**Task instructions:** Nothing in the entries should be altered. Write them out in full.

(Beginning of Provided data)

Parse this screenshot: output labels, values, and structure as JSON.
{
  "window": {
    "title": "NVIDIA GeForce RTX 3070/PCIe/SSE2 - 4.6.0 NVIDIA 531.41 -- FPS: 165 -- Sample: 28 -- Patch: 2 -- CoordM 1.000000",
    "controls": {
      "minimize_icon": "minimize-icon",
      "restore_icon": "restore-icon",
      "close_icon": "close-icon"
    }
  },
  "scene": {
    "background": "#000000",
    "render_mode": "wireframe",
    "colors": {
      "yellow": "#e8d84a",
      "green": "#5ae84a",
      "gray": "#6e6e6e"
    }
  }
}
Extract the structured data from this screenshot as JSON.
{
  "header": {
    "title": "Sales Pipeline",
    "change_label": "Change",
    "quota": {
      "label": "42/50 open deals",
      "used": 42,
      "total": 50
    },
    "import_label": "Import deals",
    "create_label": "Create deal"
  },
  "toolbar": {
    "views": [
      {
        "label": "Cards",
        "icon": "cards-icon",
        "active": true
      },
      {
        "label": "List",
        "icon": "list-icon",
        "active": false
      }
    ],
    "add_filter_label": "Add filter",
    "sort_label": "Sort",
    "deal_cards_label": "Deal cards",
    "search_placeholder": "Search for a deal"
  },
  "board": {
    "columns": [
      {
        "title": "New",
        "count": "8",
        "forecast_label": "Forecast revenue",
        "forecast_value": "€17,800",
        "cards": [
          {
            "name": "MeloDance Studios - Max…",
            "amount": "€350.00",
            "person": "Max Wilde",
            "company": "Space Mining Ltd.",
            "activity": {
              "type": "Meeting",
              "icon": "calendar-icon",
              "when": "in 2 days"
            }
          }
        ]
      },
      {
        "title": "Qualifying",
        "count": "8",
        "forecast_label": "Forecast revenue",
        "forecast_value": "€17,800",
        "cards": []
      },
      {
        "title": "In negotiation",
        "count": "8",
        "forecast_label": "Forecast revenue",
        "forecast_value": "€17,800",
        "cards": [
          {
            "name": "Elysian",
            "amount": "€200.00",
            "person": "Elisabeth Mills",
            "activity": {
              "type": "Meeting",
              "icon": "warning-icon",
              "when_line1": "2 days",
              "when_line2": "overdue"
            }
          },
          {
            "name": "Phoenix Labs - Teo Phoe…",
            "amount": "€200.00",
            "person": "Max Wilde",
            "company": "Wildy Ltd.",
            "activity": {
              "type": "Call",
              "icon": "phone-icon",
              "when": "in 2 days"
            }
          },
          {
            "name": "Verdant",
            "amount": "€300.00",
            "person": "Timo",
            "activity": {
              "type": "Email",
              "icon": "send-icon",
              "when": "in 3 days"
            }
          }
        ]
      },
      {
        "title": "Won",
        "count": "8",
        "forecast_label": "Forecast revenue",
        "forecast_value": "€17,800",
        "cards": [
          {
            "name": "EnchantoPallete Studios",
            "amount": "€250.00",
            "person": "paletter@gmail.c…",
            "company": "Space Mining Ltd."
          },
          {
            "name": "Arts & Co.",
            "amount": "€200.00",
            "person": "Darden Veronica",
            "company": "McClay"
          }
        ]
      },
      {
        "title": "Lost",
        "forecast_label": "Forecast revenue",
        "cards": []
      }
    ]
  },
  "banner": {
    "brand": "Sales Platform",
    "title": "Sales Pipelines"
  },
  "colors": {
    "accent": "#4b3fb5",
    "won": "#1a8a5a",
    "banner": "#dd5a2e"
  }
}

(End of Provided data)

**Problem solution:**
Parse this screenshot: output labels, values, and structure as JSON.
{
  "window": {
    "title": "NVIDIA GeForce RTX 3070/PCIe/SSE2 - 4.6.0 NVIDIA 531.41 -- FPS: 165 -- Sample: 28 -- Patch: 2 -- CoordM 1.000000",
    "controls": {
      "minimize_icon": "minimize-icon",
      "restore_icon": "restore-icon",
      "close_icon": "close-icon"
    }
  },
  "scene": {
    "background": "#000000",
    "render_mode": "wireframe",
    "colors": {
      "yellow": "#e8d84a",
      "green": "#5ae84a",
      "gray": "#6e6e6e"
    }
  }
}
Extract the structured data from this screenshot as JSON.
{
  "header": {
    "title": "Sales Pipeline",
    "change_label": "Change",
    "quota": {
      "label": "42/50 open deals",
      "used": 42,
      "total": 50
    },
    "import_label": "Import deals",
    "create_label": "Create deal"
  },
  "toolbar": {
    "views": [
      {
        "label": "Cards",
        "icon": "cards-icon",
        "active": true
      },
      {
        "label": "List",
        "icon": "list-icon",
        "active": false
      }
    ],
    "add_filter_label": "Add filter",
    "sort_label": "Sort",
    "deal_cards_label": "Deal cards",
    "search_placeholder": "Search for a deal"
  },
  "board": {
    "columns": [
      {
        "title": "New",
        "count": "8",
        "forecast_label": "Forecast revenue",
        "forecast_value": "€17,800",
        "cards": [
          {
            "name": "MeloDance Studios - Max…",
            "amount": "€350.00",
            "person": "Max Wilde",
            "company": "Space Mining Ltd.",
            "activity": {
              "type": "Meeting",
              "icon": "calendar-icon",
              "when": "in 2 days"
            }
          }
        ]
      },
      {
        "title": "Qualifying",
        "count": "8",
        "forecast_label": "Forecast revenue",
        "forecast_value": "€17,800",
        "cards": []
      },
      {
        "title": "In negotiation",
        "count": "8",
        "forecast_label": "Forecast revenue",
        "forecast_value": "€17,800",
        "cards": [
          {
            "name": "Elysian",
            "amount": "€200.00",
            "person": "Elisabeth Mills",
            "activity": {
              "type": "Meeting",
              "icon": "warning-icon",
              "when_line1": "2 days",
              "when_line2": "overdue"
            }
          },
          {
            "name": "Phoenix Labs - Teo Phoe…",
            "amount": "€200.00",
            "person": "Max Wilde",
            "company": "Wildy Ltd.",
            "activity": {
              "type": "Call",
              "icon": "phone-icon",
              "when": "in 2 days"
            }
          },
          {
            "name": "Verdant",
            "amount": "€300.00",
            "person": "Timo",
            "activity": {
              "type": "Email",
              "icon": "send-icon",
              "when": "in 3 days"
            }
          }
        ]
      },
      {
        "title": "Won",
        "count": "8",
        "forecast_label": "Forecast revenue",
        "forecast_value": "€17,800",
        "cards": [
          {
            "name": "EnchantoPallete Studios",
            "amount": "€250.00",
            "person": "paletter@gmail.c…",
            "company": "Space Mining Ltd."
          },
          {
            "name": "Arts & Co.",
            "amount": "€200.00",
            "person": "Darden Veronica",
            "company": "McClay"
          }
        ]
      },
      {
        "title": "Lost",
        "forecast_label": "Forecast revenue",
        "cards": []
      }
    ]
  },
  "banner": {
    "brand": "Sales Platform",
    "title": "Sales Pipelines"
  },
  "colors": {
    "accent": "#4b3fb5",
    "won": "#1a8a5a",
    "banner": "#dd5a2e"
  }
}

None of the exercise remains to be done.